The main goal of every University of South Dakota student is usually to graduate with a degree that will ultimately better the chances they attain their dream job.
Even with a degree, the chances of a student waiving their recently awarded degree around and an employer immediately confronting the student about a job opportunity is highly unlikely.
There is a lot of preparation students must do to ensure the degree they paid thousands of dollars for does not go to waste.
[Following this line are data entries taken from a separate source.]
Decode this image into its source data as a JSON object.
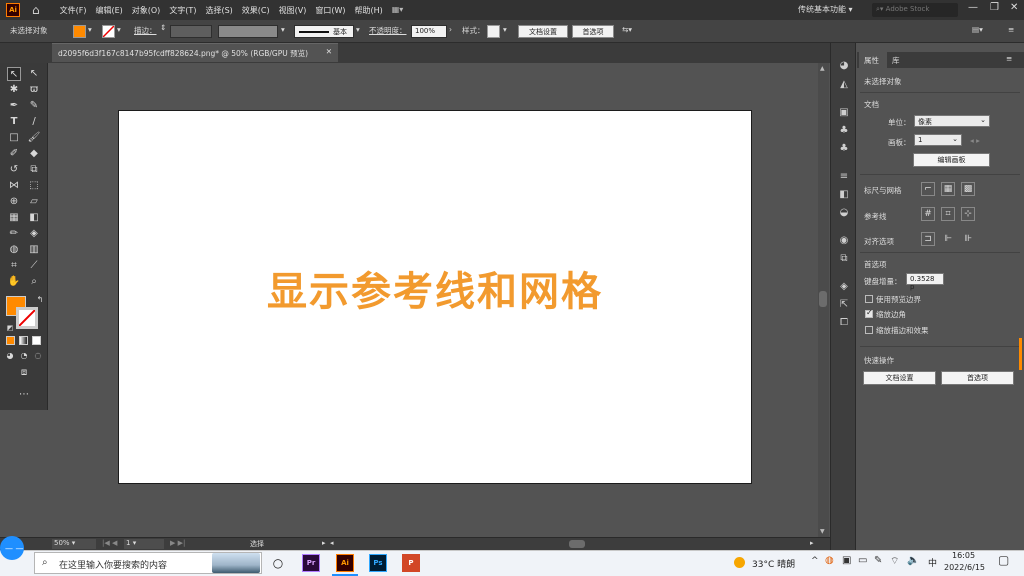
{
  "menubar": {
    "app_logo": "Ai",
    "items": [
      "文件(F)",
      "编辑(E)",
      "对象(O)",
      "文字(T)",
      "选择(S)",
      "效果(C)",
      "视图(V)",
      "窗口(W)",
      "帮助(H)"
    ],
    "workspace": "传统基本功能",
    "stock_placeholder": "Adobe Stock"
  },
  "controlbar": {
    "selection": "未选择对象",
    "stroke_label": "描边：",
    "stroke_style": "基本",
    "opacity_label": "不透明度：",
    "opacity_value": "100%",
    "style_label": "样式：",
    "doc_setup": "文档设置",
    "preferences": "首选项"
  },
  "document": {
    "tab_title": "d2095f6d3f167c8147b95fcdff828624.png* @ 50% (RGB/GPU 预览)"
  },
  "artboard": {
    "headline": "显示参考线和网格"
  },
  "statusbar": {
    "zoom": "50%",
    "page": "1",
    "tool": "选择"
  },
  "panel": {
    "tabs": [
      "属性",
      "库"
    ],
    "no_selection": "未选择对象",
    "doc_header": "文档",
    "units_label": "单位：",
    "units_value": "像素",
    "artboard_label": "画板：",
    "artboard_value": "1",
    "edit_artboards": "编辑画板",
    "rulers_grid": "标尺与网格",
    "guides": "参考线",
    "align_options": "对齐选项",
    "preferences_header": "首选项",
    "keyboard_increment_label": "键盘增量：",
    "keyboard_increment_value": "0.3528 p",
    "use_preview_bounds": "使用预览边界",
    "scale_corners": "缩放边角",
    "scale_strokes": "缩放描边和效果",
    "quick_actions": "快速操作",
    "doc_setup": "文档设置",
    "preferences": "首选项"
  },
  "taskbar": {
    "search_placeholder": "在这里输入你要搜索的内容",
    "apps": [
      "Pr",
      "Ai",
      "Ps",
      "P"
    ],
    "weather": "33°C 晴朗",
    "ime": "中",
    "time": "16:05",
    "date": "2022/6/15"
  },
  "colors": {
    "fill": "#ff8a00",
    "headline": "#f29a2e",
    "accent": "#1f8fff"
  }
}
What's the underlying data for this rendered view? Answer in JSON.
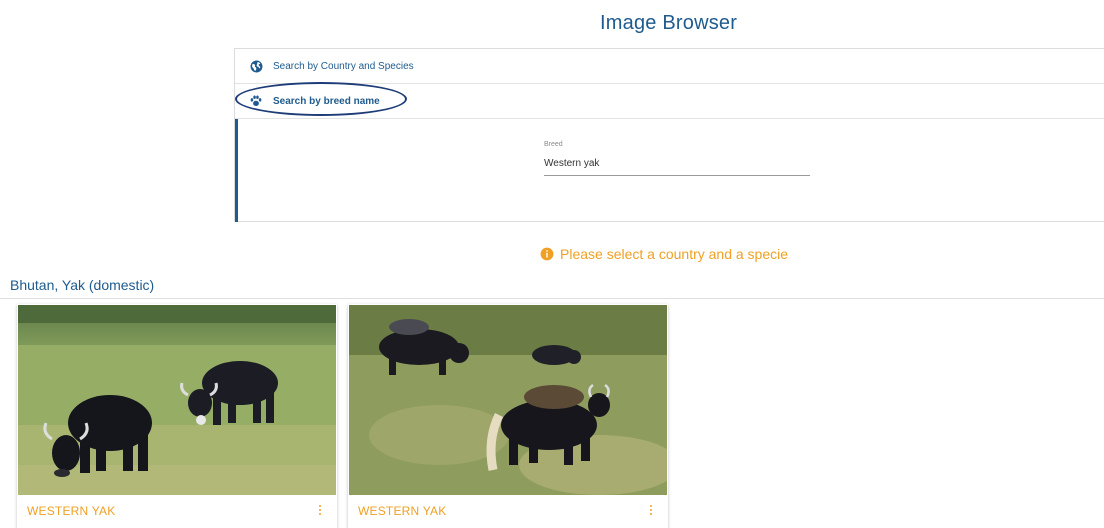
{
  "page": {
    "title": "Image Browser"
  },
  "accordion": {
    "items": [
      {
        "label": "Search by Country and Species",
        "icon": "globe-icon"
      },
      {
        "label": "Search by breed name",
        "icon": "paw-icon"
      }
    ],
    "breed_field": {
      "label": "Breed",
      "value": "Western yak"
    }
  },
  "alert": {
    "message": "Please select a country and a specie",
    "icon": "info-icon",
    "color": "#f0a024"
  },
  "results": {
    "section_title": "Bhutan, Yak (domestic)",
    "cards": [
      {
        "caption": "WESTERN YAK",
        "menu_icon": "more-vertical-icon"
      },
      {
        "caption": "WESTERN YAK",
        "menu_icon": "more-vertical-icon"
      }
    ]
  },
  "colors": {
    "primary": "#1f5b8e",
    "accent": "#f0a024"
  }
}
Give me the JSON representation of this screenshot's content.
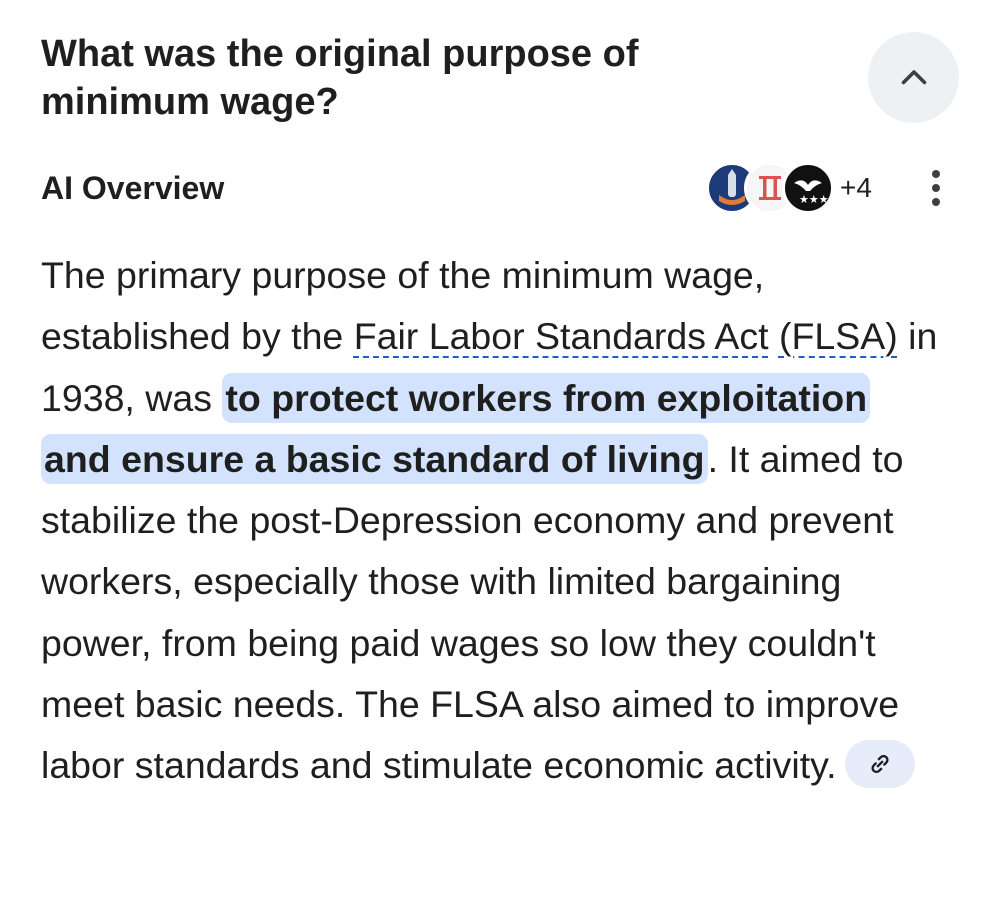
{
  "question": "What was the original purpose of minimum wage?",
  "overview": {
    "label": "AI Overview",
    "source_icons": [
      "source-icon-rocket",
      "source-icon-roman-two",
      "source-icon-eagle-stars"
    ],
    "more_sources": "+4",
    "menu_icon": "more-vert-icon",
    "collapse_icon": "chevron-up-icon"
  },
  "answer": {
    "intro": "The primary purpose of the minimum wage, established by the ",
    "act_link": "Fair Labor Standards Act",
    "space": " ",
    "flsa_link": "(FLSA)",
    "mid": " in 1938, was ",
    "highlight": "to protect workers from exploitation and ensure a basic standard of living",
    "rest": ". It aimed to stabilize the post-Depression economy and prevent workers, especially those with limited bargaining power, from being paid wages so low they couldn't meet basic needs. The FLSA also aimed to improve labor standards and stimulate economic activity.",
    "cite_icon": "link-icon"
  },
  "colors": {
    "highlight": "#d3e3fd",
    "link_underline": "#1a5fd0",
    "chip": "#e7ecfb",
    "collapse_bg": "#edf1f4"
  }
}
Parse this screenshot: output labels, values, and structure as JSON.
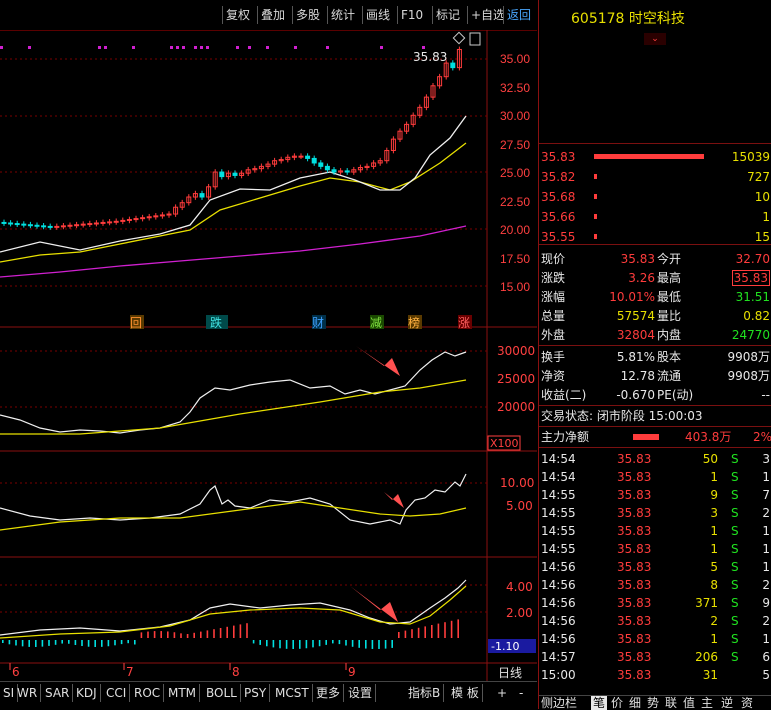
{
  "toolbar": {
    "buttons": [
      "复权",
      "叠加",
      "多股",
      "统计",
      "画线",
      "F10",
      "标记",
      "+自选",
      "返回"
    ]
  },
  "stock": {
    "code": "605178",
    "name": "时空科技"
  },
  "main_chart": {
    "price_ticks": [
      "35.00",
      "32.50",
      "30.00",
      "27.50",
      "25.00",
      "22.50",
      "20.00",
      "17.50",
      "15.00"
    ],
    "high_label": "35.83",
    "markers": [
      "回",
      "跌",
      "财",
      "减",
      "榜",
      "涨"
    ]
  },
  "vol_panel": {
    "ticks": [
      "30000",
      "25000",
      "20000"
    ],
    "unit": "X100"
  },
  "panel2": {
    "ticks": [
      "10.00",
      "5.00"
    ]
  },
  "macd_panel": {
    "ticks": [
      "4.00",
      "2.00"
    ],
    "value": "-1.10"
  },
  "x_axis": {
    "labels": [
      "6",
      "7",
      "8",
      "9"
    ],
    "period": "日线"
  },
  "bottom_tabs": [
    "SI",
    "WR",
    "SAR",
    "KDJ",
    "CCI",
    "ROC",
    "MTM",
    "BOLL",
    "PSY",
    "MCST",
    "更多",
    "设置",
    "指标B",
    "模 板",
    "+",
    "-"
  ],
  "order_book": [
    {
      "price": "35.83",
      "vol": "15039"
    },
    {
      "price": "35.82",
      "vol": "727"
    },
    {
      "price": "35.68",
      "vol": "10"
    },
    {
      "price": "35.66",
      "vol": "1"
    },
    {
      "price": "35.55",
      "vol": "15"
    }
  ],
  "quote": {
    "rows": [
      {
        "l1": "现价",
        "v1": "35.83",
        "l2": "今开",
        "v2": "32.70"
      },
      {
        "l1": "涨跌",
        "v1": "3.26",
        "l2": "最高",
        "v2": "35.83"
      },
      {
        "l1": "涨幅",
        "v1": "10.01%",
        "l2": "最低",
        "v2": "31.51"
      },
      {
        "l1": "总量",
        "v1": "57574",
        "l2": "量比",
        "v2": "0.82"
      },
      {
        "l1": "外盘",
        "v1": "32804",
        "l2": "内盘",
        "v2": "24770"
      }
    ],
    "rows2": [
      {
        "l1": "换手",
        "v1": "5.81%",
        "l2": "股本",
        "v2": "9908万"
      },
      {
        "l1": "净资",
        "v1": "12.78",
        "l2": "流通",
        "v2": "9908万"
      },
      {
        "l1": "收益(二)",
        "v1": "-0.670",
        "l2": "PE(动)",
        "v2": "--"
      }
    ],
    "status": "交易状态: 闭市阶段 15:00:03",
    "netflow_label": "主力净额",
    "netflow_value": "403.8万",
    "netflow_pct": "2%"
  },
  "ticks": [
    {
      "t": "14:54",
      "p": "35.83",
      "v": "50",
      "s": "S",
      "n": "3"
    },
    {
      "t": "14:54",
      "p": "35.83",
      "v": "1",
      "s": "S",
      "n": "1"
    },
    {
      "t": "14:55",
      "p": "35.83",
      "v": "9",
      "s": "S",
      "n": "7"
    },
    {
      "t": "14:55",
      "p": "35.83",
      "v": "3",
      "s": "S",
      "n": "2"
    },
    {
      "t": "14:55",
      "p": "35.83",
      "v": "1",
      "s": "S",
      "n": "1"
    },
    {
      "t": "14:55",
      "p": "35.83",
      "v": "1",
      "s": "S",
      "n": "1"
    },
    {
      "t": "14:56",
      "p": "35.83",
      "v": "5",
      "s": "S",
      "n": "1"
    },
    {
      "t": "14:56",
      "p": "35.83",
      "v": "8",
      "s": "S",
      "n": "2"
    },
    {
      "t": "14:56",
      "p": "35.83",
      "v": "371",
      "s": "S",
      "n": "9"
    },
    {
      "t": "14:56",
      "p": "35.83",
      "v": "2",
      "s": "S",
      "n": "2"
    },
    {
      "t": "14:56",
      "p": "35.83",
      "v": "1",
      "s": "S",
      "n": "1"
    },
    {
      "t": "14:57",
      "p": "35.83",
      "v": "206",
      "s": "S",
      "n": "6"
    },
    {
      "t": "15:00",
      "p": "35.83",
      "v": "31",
      "s": "",
      "n": "5"
    }
  ],
  "right_tabs": [
    "侧边栏",
    "笔",
    "价",
    "细",
    "势",
    "联",
    "值",
    "主",
    "逆",
    "资"
  ]
}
While much of this initiative must come from the students themselves, universities should share some of this burden and take responsibility so their efforts as an institution are being recognized and put to good use.
USD took on this responsibility this week by hosting its annual Career and Graduate School Fair in the Muenster University Center.
With 54 employers present at the event, more than 400 students were in attendance — more than double the amount of people who came to the event in 2013.
It’s essential the university hosts events like this throughout the year, helping fuel interaction between students and business professionals.
At a time when professional networking is sometimes more useful in getting a job than merely having a degree, some students simply do not have the resources or the opportunities to make as many connections in the business world as they probably should to compete with the thousands of other college students looking for jobs after graduation.
Organizers of the Career and Graduate School Fair said they did not change the way they advertised the event, yet there was a significant spike in attendance. It is clear students are taking initiative and want all the help they can get from the university in pursuing their career goals.
With an obvious demand from students for the university to facilitate events like this, USD should continue to amp up its efforts in similar events as they did with their Oct. 23 event.
Despite high attendance, organizers need to put more effort into advertising their career fairs and strive to get as many students to those events as possible.
With undergraduate and graduate student enrollment nearing the 10,000 mark, 400 students is a relatively small number in terms of participation and engagement.
While the university can only do so much to encourage students to take advantage of professional networking events, at the end of the day students need to assess their priorities and utilize the opportunities presented to them.